The OIE Terrestrial Code states that a country may be considered free from highly pathogenic avian influenza based on the absence of virus irrespective of whether vaccination has been carried out. The two organizations confirmed that the use of vaccines does not imply automatic loss of export markets.

It has been shown that the use of such vaccines does not only protect healthy birds from disease but also reduces the load of viruses excreted by infected birds and cuts the likelihood of transmission of the virus to other birds and to humans.

The decision on whether to use vaccines has to be made by each country based on its own situation, the two agencies said.


Workers disinfect a Cambodian poultry farm (Photo courtesy FAO)
The factors countries should consider in making their decision include their ability to detect and react to the disease as early as possible and the need for transparent and timely notification. This will have to be supported by a good institutional framework and sound legislation underpinning veterinary services.

Any vaccination strategy should be developed in consultation with all stakeholders, including the private sector. The types of poultry and production sectors to be vaccinated must be determined and clearly documented. Infected poultry and those in contact with the virus should not be vaccinated.

The two agencies said vaccination should be carried out under the supervision of official veterinary services and be accompanied by a parallel surveillance strategy.

This would include the capacity of the veterinary services to identify and monitor the circulating virus as well as the response to vaccination, by means including the use of non-vaccinated sentinel birds and the application of serological tests capable of differentiating infected from vaccinated animals.

The World Health Organization's Southeast Asia Regional Office says, "The risk of emergence of a new influenza virus due to genetic modifications, which could trigger an outbreak with pandemic potential, remains real as long as the avian influenza virus continues to circulate in the environment."

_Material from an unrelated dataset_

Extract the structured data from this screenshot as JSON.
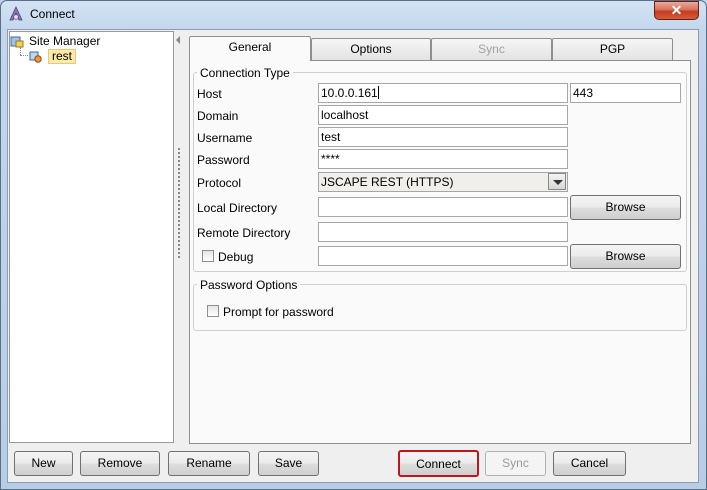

It appears that the virus will continue to stay in the environment in the foreseeable future so WHO officials emphasized the need for enhanced and sustained surveillance.